The proposed parklet outside of Belmont Brewing Company. Photo courtesy city of Long Beach.

Because parklets are in public space, the city has required businesses to post signs saying that the public can use them without having to purchase anything from the business.

Some commissioners were moved by photos submitted by one of the appellants showing how delivery trucks parking in the walkway to the west of the patio could compromise the ability to walk or bike through the area.

Before the split vote that sent the issue to a second hearing, which could be held at the commission’s November meeting, Commissioner Catherine Rice said she’d be more supportive of the project if it didn’t include the proposed wood and metal railing and glass that makes the parklet appear to be private property.

Belmont Brewing was one of the first businesses to have its permanent parklet approved by the city after it forced businesses to take down their temporary, COVID-19-era dining spaces earlier this year and reapply for permanent status.

However, a handful of residents appealed the city zoning administrator’s approval of the 521-square-foot patio installment in May, contending that it would block views of the beach, make it harder for pedestrians to use the public walkway near the restaurant and negatively affect parking in the area.

The space is expected to hold about 55 seats, and residents have argued that the business should have to account for where all those new customers would park.

While other parklets have been approved by the city and several others in Belmont Shore are going through the process, only the Belmont Brewing Company falls within the area subject to Coastal Commission appeals, according to the city.

Other parklets along Second Street that have been approved are far enough off the beach to allow the city to make the final decision on development permits.
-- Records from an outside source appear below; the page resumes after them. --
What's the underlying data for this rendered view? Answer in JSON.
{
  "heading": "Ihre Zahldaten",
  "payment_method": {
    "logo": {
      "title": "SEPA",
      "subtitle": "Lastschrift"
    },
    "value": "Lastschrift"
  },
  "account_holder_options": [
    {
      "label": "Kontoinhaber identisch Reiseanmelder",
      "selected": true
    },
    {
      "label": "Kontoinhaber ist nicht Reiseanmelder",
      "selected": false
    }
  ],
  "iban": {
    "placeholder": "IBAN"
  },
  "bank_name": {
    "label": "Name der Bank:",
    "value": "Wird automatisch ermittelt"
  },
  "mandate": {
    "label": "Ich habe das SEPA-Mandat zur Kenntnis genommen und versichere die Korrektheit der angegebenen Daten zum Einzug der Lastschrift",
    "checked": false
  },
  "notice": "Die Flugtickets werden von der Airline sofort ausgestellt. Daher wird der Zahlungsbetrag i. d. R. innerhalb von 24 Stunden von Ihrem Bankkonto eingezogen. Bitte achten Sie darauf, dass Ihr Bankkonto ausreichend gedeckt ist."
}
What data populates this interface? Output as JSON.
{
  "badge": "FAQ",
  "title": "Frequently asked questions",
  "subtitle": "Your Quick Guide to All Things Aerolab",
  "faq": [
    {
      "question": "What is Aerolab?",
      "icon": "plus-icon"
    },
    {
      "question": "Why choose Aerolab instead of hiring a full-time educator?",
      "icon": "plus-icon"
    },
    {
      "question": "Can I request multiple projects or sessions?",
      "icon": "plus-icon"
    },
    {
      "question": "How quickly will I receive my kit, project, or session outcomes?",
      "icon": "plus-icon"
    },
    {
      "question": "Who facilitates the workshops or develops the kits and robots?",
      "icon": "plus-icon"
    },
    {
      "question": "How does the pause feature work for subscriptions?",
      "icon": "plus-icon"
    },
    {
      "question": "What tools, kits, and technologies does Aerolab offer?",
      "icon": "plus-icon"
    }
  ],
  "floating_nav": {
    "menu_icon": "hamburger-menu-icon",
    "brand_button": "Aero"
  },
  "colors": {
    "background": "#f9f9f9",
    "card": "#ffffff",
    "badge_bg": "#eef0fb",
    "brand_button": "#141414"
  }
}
Jason Ruiz covers City Hall and politics for the Long Beach Post. Reach him at [email protected] or @JasonRuiz_LB on Twitter.